In my next role as a project manager at the iProperty group, I trained to be a scrum master and agile coach. I was responsible for organising and facilitating project planning, daily stand-up meetings, reviews, retrospectives, demos, sprint and release planning. An agile way of working helped me champion the needs of the customer and empower teams to solve their problems. After that, I became the UX Lead.
During that year, I met Shane Hastie from SoftEd at a conference in Australia. Unlike other trainers, he wasn't trying to sell something; he was there to share his knowledge and experience. I knew that SoftEd was an organisation I wanted to work with, and a year later, I joined the team as a Knowledge Engineer. That was seven years ago.
My favourite thing about being a trainer and coach is connecting with people and helping them to work in a more humanistic way - a way that creates positive and healthy workplaces where teams thrive.
I also love supporting people as they take the next step into a leadership role. The best advice I'd give to any aspiring leader is to find a mentor. That's why I actively create spaces for people to meet and connect, like learning labs, classes, and agile meetups.

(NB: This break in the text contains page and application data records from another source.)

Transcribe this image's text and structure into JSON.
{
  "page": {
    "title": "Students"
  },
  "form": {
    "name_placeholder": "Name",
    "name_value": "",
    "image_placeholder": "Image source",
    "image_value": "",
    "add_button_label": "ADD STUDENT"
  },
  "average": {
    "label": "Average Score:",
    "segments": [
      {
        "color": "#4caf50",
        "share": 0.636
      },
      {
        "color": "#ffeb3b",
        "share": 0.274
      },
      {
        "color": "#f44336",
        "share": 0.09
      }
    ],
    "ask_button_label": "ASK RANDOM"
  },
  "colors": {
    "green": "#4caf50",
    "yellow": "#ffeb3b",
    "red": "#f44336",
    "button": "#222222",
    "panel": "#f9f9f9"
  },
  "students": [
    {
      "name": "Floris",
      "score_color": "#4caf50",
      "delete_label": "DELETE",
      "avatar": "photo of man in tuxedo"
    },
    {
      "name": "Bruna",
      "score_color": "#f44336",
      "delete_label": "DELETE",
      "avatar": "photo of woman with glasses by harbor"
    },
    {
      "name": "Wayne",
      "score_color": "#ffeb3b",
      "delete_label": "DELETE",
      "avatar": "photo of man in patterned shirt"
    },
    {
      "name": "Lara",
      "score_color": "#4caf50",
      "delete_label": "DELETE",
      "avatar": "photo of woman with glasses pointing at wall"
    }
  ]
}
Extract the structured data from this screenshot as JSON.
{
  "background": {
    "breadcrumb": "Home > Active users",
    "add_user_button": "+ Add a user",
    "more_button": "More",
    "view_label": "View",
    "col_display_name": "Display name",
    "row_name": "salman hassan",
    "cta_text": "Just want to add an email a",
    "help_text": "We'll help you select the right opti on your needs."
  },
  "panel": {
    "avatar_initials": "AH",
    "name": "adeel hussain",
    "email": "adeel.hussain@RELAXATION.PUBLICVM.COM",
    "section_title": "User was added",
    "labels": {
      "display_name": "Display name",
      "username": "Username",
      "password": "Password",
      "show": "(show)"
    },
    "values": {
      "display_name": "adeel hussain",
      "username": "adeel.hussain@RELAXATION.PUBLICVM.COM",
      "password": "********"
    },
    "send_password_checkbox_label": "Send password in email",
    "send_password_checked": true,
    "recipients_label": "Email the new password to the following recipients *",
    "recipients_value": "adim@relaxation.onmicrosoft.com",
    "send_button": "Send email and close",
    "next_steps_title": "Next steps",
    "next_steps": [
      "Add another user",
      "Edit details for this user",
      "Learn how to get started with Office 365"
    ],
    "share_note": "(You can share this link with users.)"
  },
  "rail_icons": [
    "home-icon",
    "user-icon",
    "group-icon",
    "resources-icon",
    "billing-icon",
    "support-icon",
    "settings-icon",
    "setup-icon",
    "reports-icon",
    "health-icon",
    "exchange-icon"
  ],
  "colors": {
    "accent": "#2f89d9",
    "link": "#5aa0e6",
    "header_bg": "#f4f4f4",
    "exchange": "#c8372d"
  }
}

When I'm not coaching or mentoring, I'm cycling. I'm a big lover of long-distance road biking. I once rode 3000km down the US western coastline. But I'm not into the gear. True to agile, I like to keep things simple, and I have a very functional, stripped-down bike from the 1980s.